Most of us have spent a good portion of our careers gradually accruing significant retirement savings through 401(k)s and other investment tools, but the latest trend in identity theft has begun targeting that hard work. Imagine reviewing the statement for your retirement account only to find that it’s suddenly empty. That has been the shocking reality for an increasing number of individuals across the country, and unfortunately, it’s happened at many different investment companies.
For many financial institutions, account access requires some rather basic information: name, address, date of birth, and Social Security number. In the past, this has created a sufficient layer of security, but in the age of data breaches where so many of us have had that information compromised, our accounts are increasingly at risk.
The most common scheme is rather simple. Using some basic information, the thief calls the financial institution and asks to close the account, agreeing to have the check sent to the mailing address on file so as to not raise any concerns. Then, before the check can get placed in the mail, he or she calls back and asks to change the mailing address.
With the increasing prevalence of these scams, it’s important that you take precautions to protect your retirement accounts.
- Check all of your accounts, including your retirement account, often, to verify both the balance and the personal information associated with the account, such as address, phone number, and email address.
- Pay attention to alerts and notices from financial institutions about account changes. Be sure that email alerts aren’t going to a junk account or spam folder.

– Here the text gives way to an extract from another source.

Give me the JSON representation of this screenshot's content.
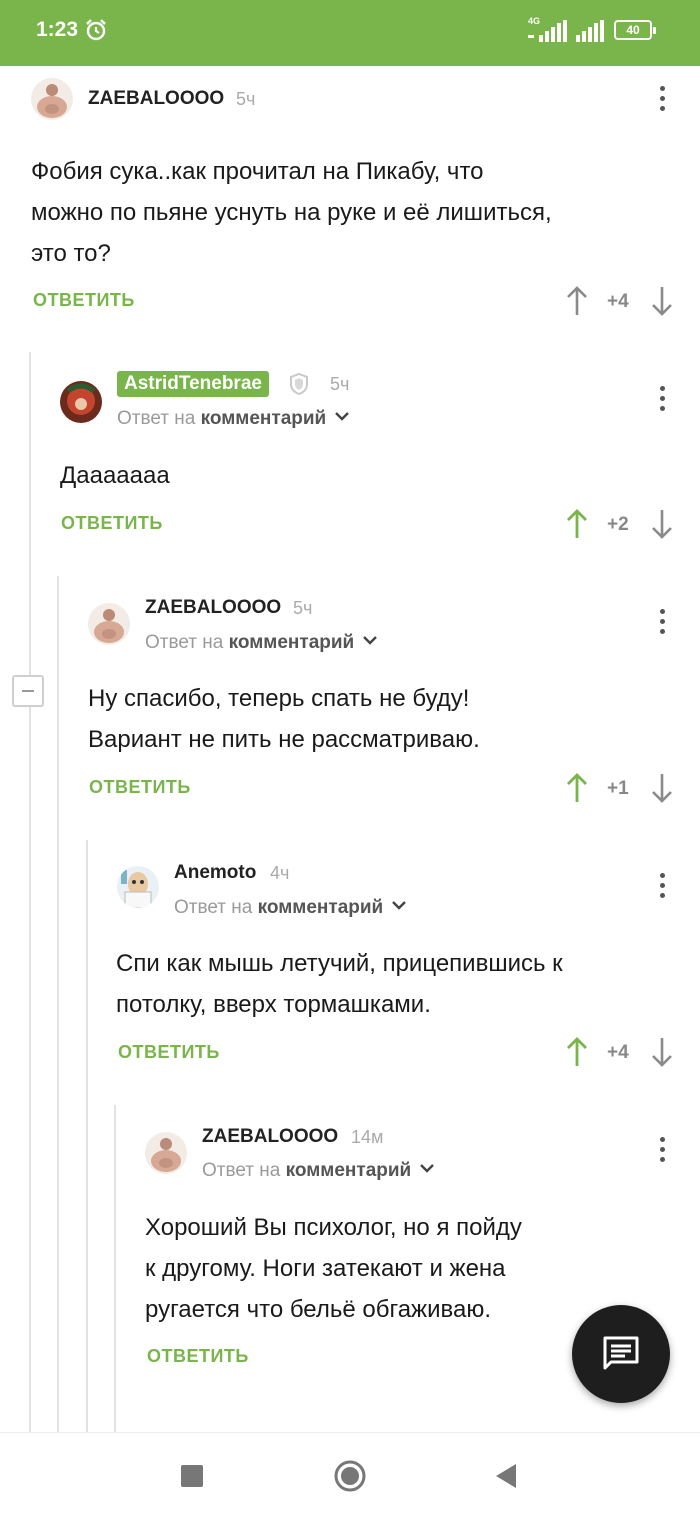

- Secure your computer and mobile devices. Financial institutions often require you to authenticate a device the first time you use it to access your account. While convenient, this means these devices offer easier access for those who may wish to do you harm.
- Add email or text alerts to notify you of account changes. Nearly all institutions offer this as a free service.
- Use challenging usernames and passwords for online access, and be sure that both the username and password are different than those you use on other accounts, such as social media and email accounts.
- Choose security questions with answers that would be hard to find on social media.
- Ask your financial institution about two-factor authentication security measures, meaning you receive a one-time access code via email or text when you access your account.
If you find your account has been compromised, it’s essential to contact the financial institution immediately. Then, you should contact every other financial institution with which you do business, check your credit reports, consider implementing a credit freeze, and contact your financial advisor.